Brown dwarfs, also known as "coffee colored dwarfs" or "failed stars" are the natural link between stars and planets. They are more massive than Jupiter but now sufficiently to burn hydrogen, which is the fuel the stars use to shine. For that reason these substellar objects were not observed until observers detected them in the mid 1990's. They are particularly interesting because it was predicted that some of them could preserve intact their content of lithium, sometimes known as "white […]
- NASA's Lunar Reconnaissance Orbiter images Saturnon November 23, 2021 at 8:32 pm
From a viewpoint about 90 kilometers (56 miles) above Lacus Veris, "Lake of Spring," the camera aboard NASA's Lunar Reconnaissance Orbiter (LRO) spacecraft imaged Saturn on October 13, 2021. In this view, the Lunar Reconnaissance Orbiter Camera (LROC) was looking down at the north face of the rings, and from this perspective the rings in front of Saturn appear below its equator.
- One year on this giant, blistering hot planet is...on November 23, 2021 at 5:50 pm
The hunt for planets beyond our solar system has turned up more than 4,000 far-flung worlds, orbiting stars thousands of light years from Earth. These extrasolar planets are a veritable menagerie, from rocky super-Earths and miniature Neptunes to colossal gas giants.
- KPD 0005+5106: Roasted and shredded by a stellar...on November 22, 2021 at 3:43 pm
An exhausted star still has some punches to deliver. Astronomers have found that a white dwarf is pummeling a companion object—either a lightweight star or a planet—with incessant blasts of heat and radiation plus a relentless gravitational pull tearing it apart.
Here are links to pages about closely related subjects.
Solar System Sun
Terrestrial Planet Mercury, Venus, Earth (Moon), Mars
Asteroid Belt Ceres, Vesta
Jovian Planet Jupiter, Saturn, Uranus, Neptune

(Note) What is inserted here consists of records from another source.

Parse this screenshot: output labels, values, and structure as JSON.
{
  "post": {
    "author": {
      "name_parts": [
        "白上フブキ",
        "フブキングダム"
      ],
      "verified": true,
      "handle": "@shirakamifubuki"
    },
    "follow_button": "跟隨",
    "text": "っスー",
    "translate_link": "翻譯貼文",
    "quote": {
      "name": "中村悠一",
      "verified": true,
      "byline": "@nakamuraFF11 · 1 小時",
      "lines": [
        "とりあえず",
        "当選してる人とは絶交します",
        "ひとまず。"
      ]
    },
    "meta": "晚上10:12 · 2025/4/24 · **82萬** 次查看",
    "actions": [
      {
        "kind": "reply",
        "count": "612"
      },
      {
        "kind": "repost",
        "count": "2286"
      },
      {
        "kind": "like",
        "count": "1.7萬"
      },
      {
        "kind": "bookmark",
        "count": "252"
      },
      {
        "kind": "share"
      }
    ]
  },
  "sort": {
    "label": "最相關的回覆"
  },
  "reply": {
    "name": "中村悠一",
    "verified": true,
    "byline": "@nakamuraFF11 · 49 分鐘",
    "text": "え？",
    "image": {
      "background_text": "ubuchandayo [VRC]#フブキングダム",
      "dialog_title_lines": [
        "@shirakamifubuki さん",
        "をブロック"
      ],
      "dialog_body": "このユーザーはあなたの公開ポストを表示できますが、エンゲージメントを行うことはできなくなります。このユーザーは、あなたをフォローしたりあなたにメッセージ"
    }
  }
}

Kuiper Belt Pluto, Haumea, Makemake
Scattered Disc Eris, Sedna, Planet X
Oort Cloud Etc. Scholz’s Star
Small Body Comet, Centaur, Asteroid